Fine is convinced: “Nintedanib serves as a foundation for our research on fibrosis.” The research team has identified a number of parallels between IPF and other illnesses in its cluster, such as systemic sclerosis-associated interstitial lung disease (SSc-ILD), a rare, incurable autoimmune disease in which scar tissue forms in the skin and numerous internal organs including the lungs. The affected patients are typically younger than IPF patients and are often middle-aged women. The progression of the disease, however, is similar for both patient groups. Boehringer Ingelheim tested the effect of nintedanib on SSc-ILD patients in a large-scale clinical study. The study, called SENSCIS, found that the medicine was able to slow the loss of lung function by 44 percent within one year. In early September 2019, the FDA, the US regulatory authority, approved nintedanib as the first medication for treating SSc-ILD. Boehringer Ingelheim also received positive opinion by the Committee for Medicinal Products for Human Use of the European Medicines Agency (EMA) in SSc-ILD in February 2020. In March 2020, the FDA also approved nintedanib to treat people with a chronic (long lasting) interstitial lung disesase in which lung fibrosis continues to worsen (progress).

We focus on three principles: Target, Repair, and Prevent.

Dr. Jay Fine


For Fine, “first-in-class” medicines like these give meaning to his team’s research; they hope to discover new, unique mechanisms of action for treating disease. “Our vision is to transform the treatment of inflammatory and fibrotic diseases by pioneering a patient insight-driven translational approach,” says Fine. His team pursues this vision on the basis of three principles: Target, Repair, and Prevent. Inflammatory illnesses are often triggered by an over-expressed immune system, which attacks the body’s own tissues, leading to impaired function of the affected organs and a loss of quality of life. For this reason, Fine’s team first targets mechanisms that are central to driving tissue injury. They then investigate the best approaches to selectively block these responses or to repair the tissue itself. If the fibrotic process has already begun, the goal is to obstruct it as much as possible to prevent disease progression.
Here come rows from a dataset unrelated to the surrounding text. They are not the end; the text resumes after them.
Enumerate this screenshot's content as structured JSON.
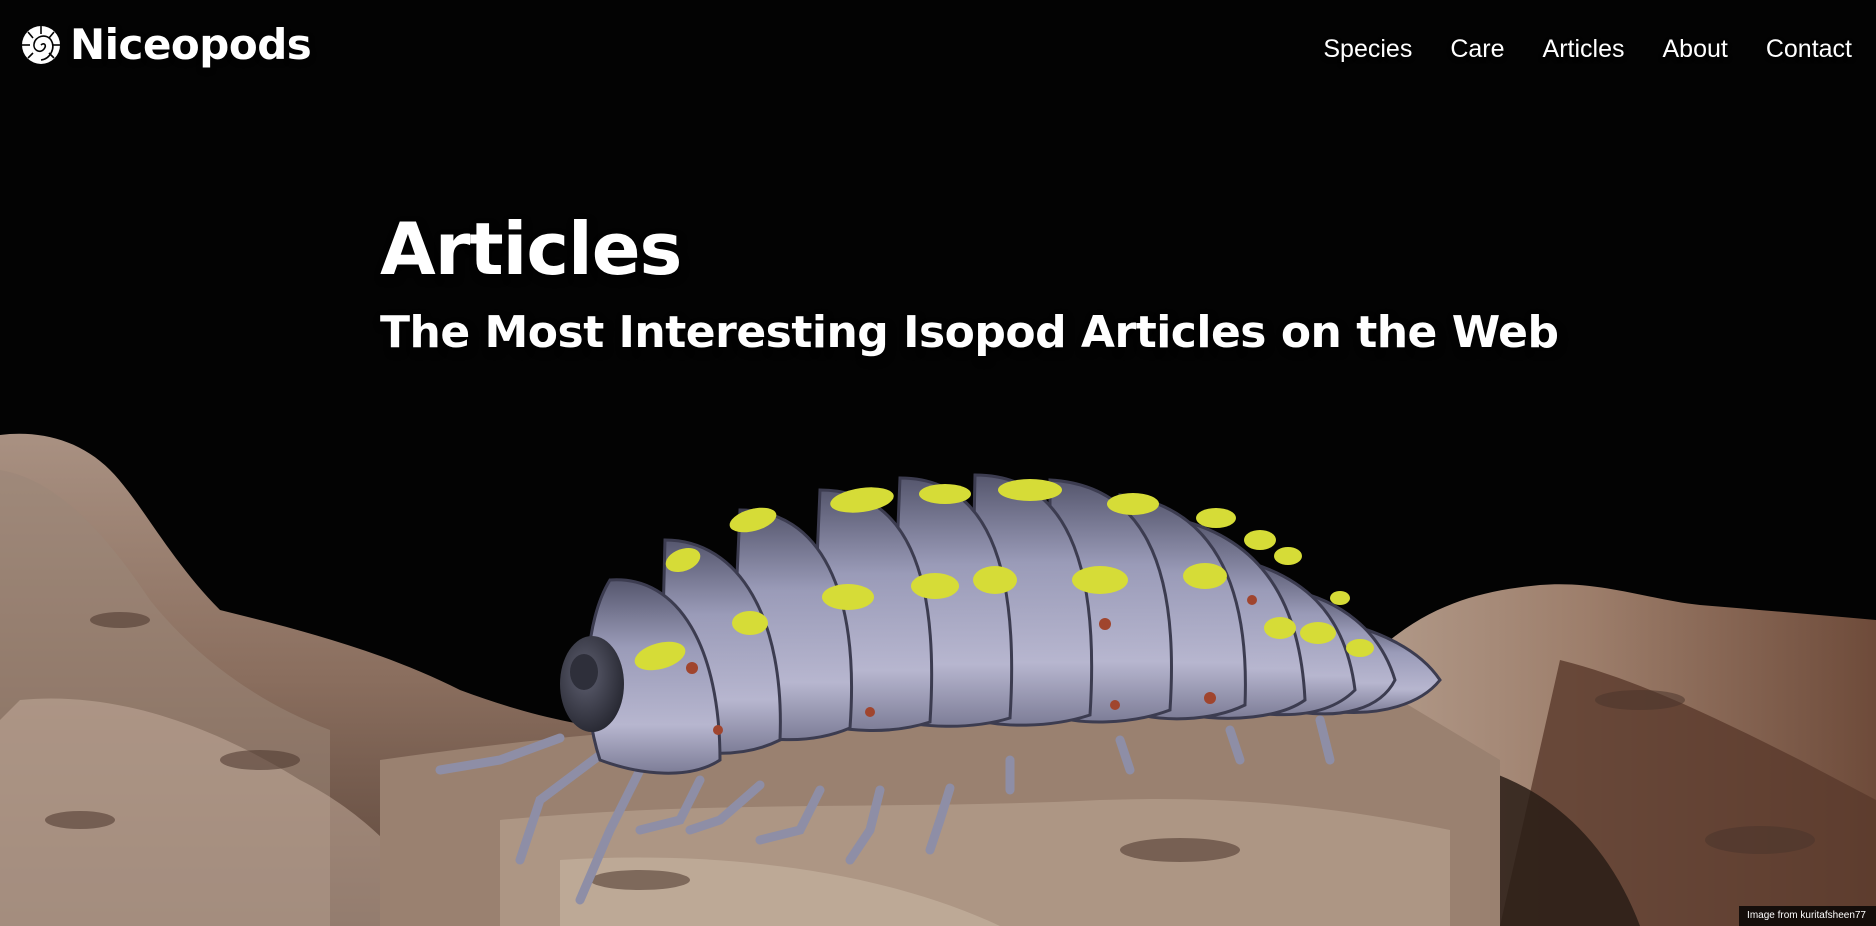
{
  "brand": {
    "name": "Niceopods",
    "icon": "ammonite-shell-icon"
  },
  "nav": {
    "items": [
      {
        "label": "Species"
      },
      {
        "label": "Care"
      },
      {
        "label": "Articles"
      },
      {
        "label": "About"
      },
      {
        "label": "Contact"
      }
    ]
  },
  "hero": {
    "title": "Articles",
    "subtitle": "The Most Interesting Isopod Articles on the Web",
    "image_alt": "isopod-on-bark-photo",
    "credit": "Image from kuritafsheen77"
  },
  "colors": {
    "background": "#030303",
    "text": "#ffffff",
    "isopod_body": "#8f90ad",
    "isopod_spots": "#d6dc37",
    "bark": "#9c7e6c"
  }
}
This holistic research approach has also proven itself with other forms of inflammatory and fibrotic disorders. For example, the research team has developed an investigational medicine called spesolimab which blocks a mechanism called the interleukin (IL)-36 receptor. Spesolimab is believed to have potential to target and prevent a range of inflammatory and fibrotic diseases, and has recently shown promise in patients with pustular psoriasis. “While still early in its development, spesolimab has the potential to improve the lives of many people affected by this cluster of diseases,” Fine explains. He knows how a research breakthrough feels – the moment it becomes clear: We did it; we helped people. “This,” says Fine, “is why we do this job.”